Tasmanian manufacturer brings new meaning to surf and turf with methane busting livestock feed

Tasmanian manufacturer Sea Forest is ready to take the equivalent of hundreds of thousands of cars off the road and help the red meat industry meet its net zero goals through support from the Advanced Manufacturing Growth Centre (AMGC) and a unique Australian species of seaweed.

The seaweed asparagopsis armata has been known to have giant methane-busting potential when added in tiny quantities as a supplement for ruminant animals. Thanks to a collaborative project led by Sea Forest and aided by $675,000 in co-investment from AMGC, the company now boasts a state-of-the-art manufacturing facility at its Triabunna headquarters.

“This is a great Australian idea that has now been turned into a successful commercial business via manufacturing. Through the commercialisation process, Sea Forest has developed a local product with global potential, while generating jobs and supporting global moves to reduce emissions,” said Dr Jens Goennemann, Managing Director, AMGC.

The $3.2 million project took just over 18 months to complete and has created nine full-time roles and upskilled a further eight staff at Sea Forest, which has been growing seaweed at Triabunna, Tasmania since 2019. Over the coming years, the project has the potential to create over 50 new jobs in Triabunna where the company focuses its manufacturing and market development.

As a result of the project, Sea Forest has systems and practises in place for industrial-scale processing and packaging of asparagopsis extract, which is delivered to beef, milk, and wool producers in an oil-based solution. 

Specifically, the extract’s compounds change the enzymatic behaviour in the final chamber of animals’ stomachs. Thereby, reducing methane emissions with just 0.2 per cent of Sea Forest’s product needed in ruminate feed to reduce emissions by up to 98 per cent. Methane is a greenhouse gas 28 times more potent than carbon dioxide, and a significant contributor to the 15 per cent of Australia’s greenhouse gas emissions that come from the agricultural sector.

Overall, Asparagopsis provides a triple benefit. It cuts digestion-related emissions from animals, grows and sequests carbon more rapidly than a land plants, and increases the rate at which livestock grow.

“AMGC has greatly assisted Sea Forest in reaching its commercial outcomes as the funding allowed us to fast track the completion of our commercial-scale processing plant which has enabled us to meet our ambitious supply targets,” explained Sam Elsom, CEO of Sea Forest.

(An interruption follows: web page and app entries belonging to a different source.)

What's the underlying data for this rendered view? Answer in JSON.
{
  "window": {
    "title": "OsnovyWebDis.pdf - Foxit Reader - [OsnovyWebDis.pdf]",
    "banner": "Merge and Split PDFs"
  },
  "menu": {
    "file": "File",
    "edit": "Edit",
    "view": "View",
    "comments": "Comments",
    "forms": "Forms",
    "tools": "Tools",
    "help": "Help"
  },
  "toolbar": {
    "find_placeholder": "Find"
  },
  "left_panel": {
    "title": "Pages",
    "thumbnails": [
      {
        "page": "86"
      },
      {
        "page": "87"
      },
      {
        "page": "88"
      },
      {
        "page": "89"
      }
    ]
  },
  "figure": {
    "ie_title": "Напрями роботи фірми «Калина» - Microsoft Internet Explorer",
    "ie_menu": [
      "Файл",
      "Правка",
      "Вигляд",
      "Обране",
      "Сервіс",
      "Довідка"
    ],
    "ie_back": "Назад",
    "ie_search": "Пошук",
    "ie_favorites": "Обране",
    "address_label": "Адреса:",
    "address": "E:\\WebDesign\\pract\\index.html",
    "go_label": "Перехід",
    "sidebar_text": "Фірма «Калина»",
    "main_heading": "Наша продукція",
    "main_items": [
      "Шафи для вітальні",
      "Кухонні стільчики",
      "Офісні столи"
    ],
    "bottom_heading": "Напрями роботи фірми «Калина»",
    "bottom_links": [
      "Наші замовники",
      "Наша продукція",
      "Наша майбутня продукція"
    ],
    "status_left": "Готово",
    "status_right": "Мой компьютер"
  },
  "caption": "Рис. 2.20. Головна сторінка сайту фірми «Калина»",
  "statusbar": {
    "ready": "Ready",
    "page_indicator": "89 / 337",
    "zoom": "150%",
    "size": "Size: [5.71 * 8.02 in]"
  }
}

“The process of detailing each project milestone, together with its associated budget and regular reporting has also been very helpful and ensured that project costs were largely contained, limiting the risk of budget overruns and timing delays.”

Sea Forest is one of a handful of companies using asparagopsis-related IP licenced from FutureFeed, a commercialisation company based on IP developed by CSIRO, James Cook University, and Meat and Livestock Australia.

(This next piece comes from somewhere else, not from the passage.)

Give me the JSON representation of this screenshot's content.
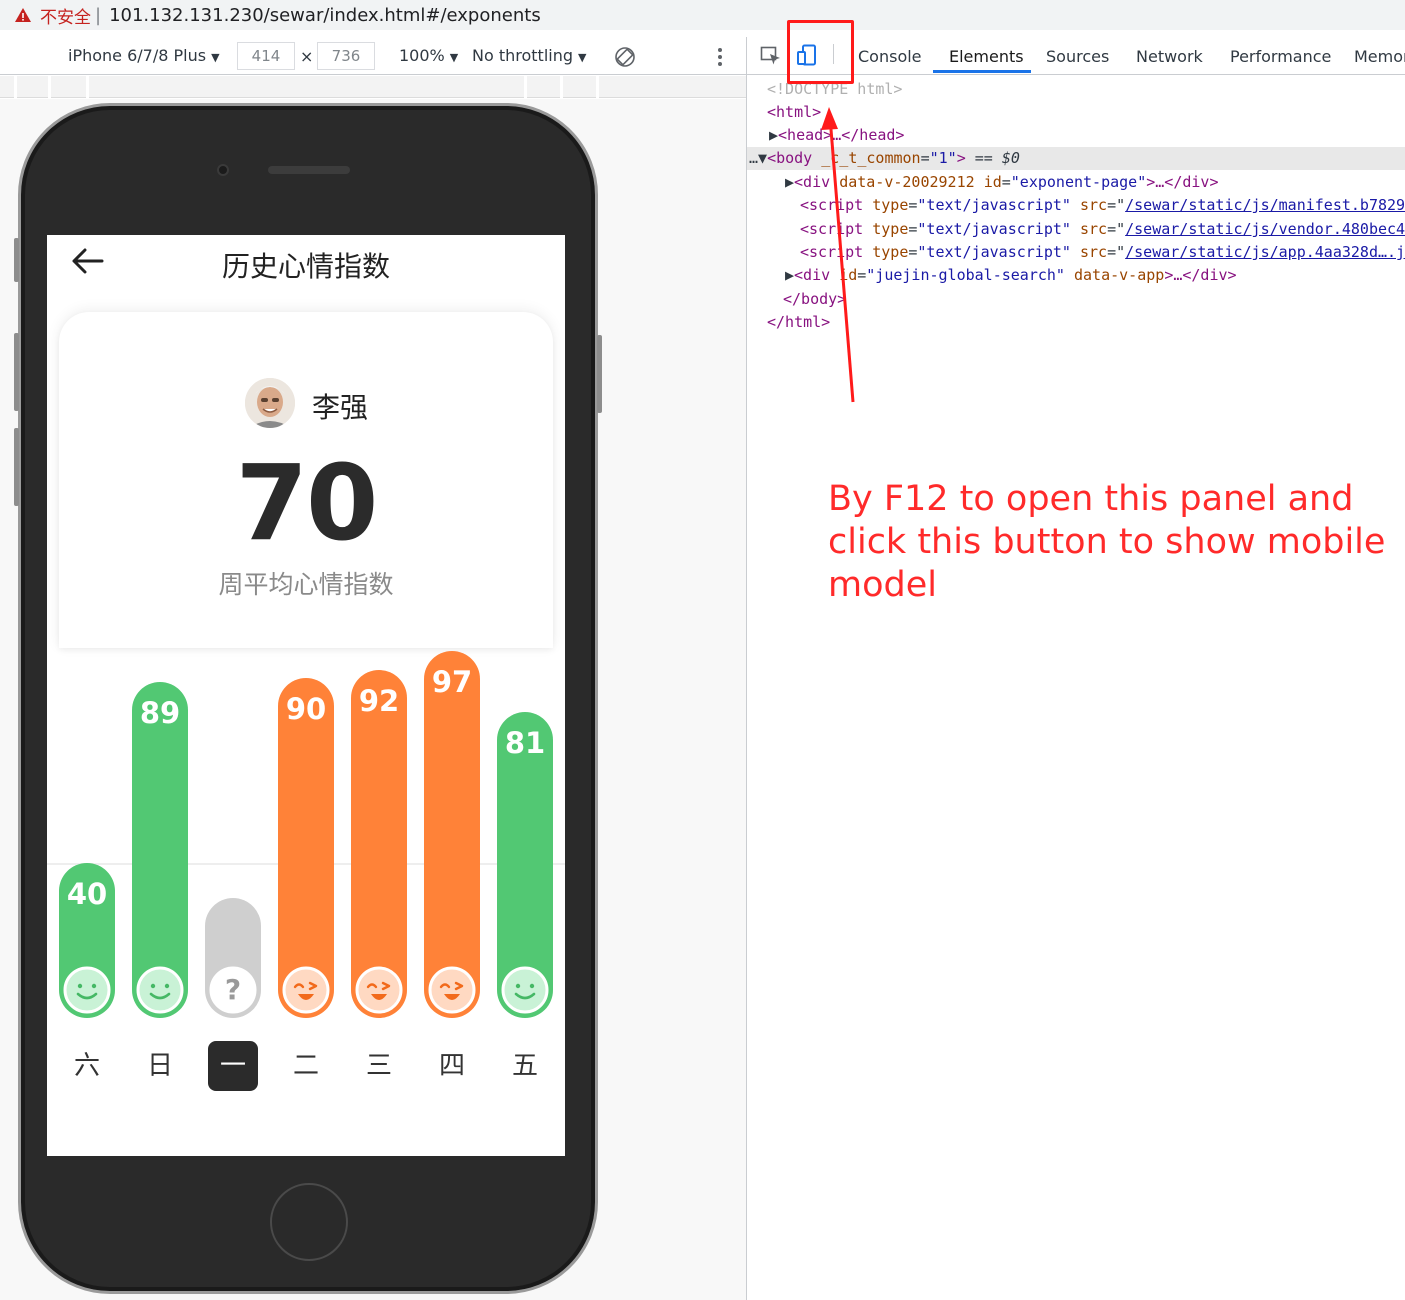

Sea Forest aims to hit its current capacity within five years, representing 7,000 tonnes per annum of asparagopsis – enough to mitigate the equivalent of 1.2 million tonnes of CO2, equivalent to removing 300,000 cars from the world’s roads.

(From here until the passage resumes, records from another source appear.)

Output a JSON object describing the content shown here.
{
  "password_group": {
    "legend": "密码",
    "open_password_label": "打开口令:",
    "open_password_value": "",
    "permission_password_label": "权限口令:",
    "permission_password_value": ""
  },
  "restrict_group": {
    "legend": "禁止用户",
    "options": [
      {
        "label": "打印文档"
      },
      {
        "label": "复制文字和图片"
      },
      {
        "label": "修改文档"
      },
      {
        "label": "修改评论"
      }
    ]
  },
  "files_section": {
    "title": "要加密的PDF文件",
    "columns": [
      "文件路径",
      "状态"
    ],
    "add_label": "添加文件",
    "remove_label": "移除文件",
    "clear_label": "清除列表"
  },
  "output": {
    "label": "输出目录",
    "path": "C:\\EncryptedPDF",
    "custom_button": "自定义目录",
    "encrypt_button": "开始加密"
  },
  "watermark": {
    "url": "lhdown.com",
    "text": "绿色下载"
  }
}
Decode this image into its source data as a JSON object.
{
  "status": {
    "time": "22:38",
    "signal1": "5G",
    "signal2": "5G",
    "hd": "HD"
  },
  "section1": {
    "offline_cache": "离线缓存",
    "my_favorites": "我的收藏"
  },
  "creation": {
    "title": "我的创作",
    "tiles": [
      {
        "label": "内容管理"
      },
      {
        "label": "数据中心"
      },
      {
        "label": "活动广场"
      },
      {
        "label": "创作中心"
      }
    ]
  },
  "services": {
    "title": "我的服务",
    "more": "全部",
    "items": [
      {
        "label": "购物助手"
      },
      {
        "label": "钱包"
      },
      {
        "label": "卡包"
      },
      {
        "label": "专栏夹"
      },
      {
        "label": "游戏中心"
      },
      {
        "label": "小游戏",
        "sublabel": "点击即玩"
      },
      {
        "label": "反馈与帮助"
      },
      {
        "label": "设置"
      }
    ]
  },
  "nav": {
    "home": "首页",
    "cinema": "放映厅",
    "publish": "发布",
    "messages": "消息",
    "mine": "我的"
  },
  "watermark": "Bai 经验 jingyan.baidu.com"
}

Sea Forest currently has a number of trials underway in Australia, The most notable with burger chain Grill’d that began offering a “Gamechanger” burger in February.* The Gamechanger pattie is made of black angus beef fed asparagopsis supplements as well as grass which reduces livestock emissions by almost 70 per cent.

The many years of Australian research into asparagopsis will be an important contributor to meeting the Australian red meat industry’s goal of carbon neutrality by 2030 (CN30.)

To learn more about Sea Forest’s project with AMGC, visit https://www.amgc.org.au/project/asparagopsis-commercialisation-project/

* https://www.grilld.com.au/gamechanger/asparagopsis-a-deep-dive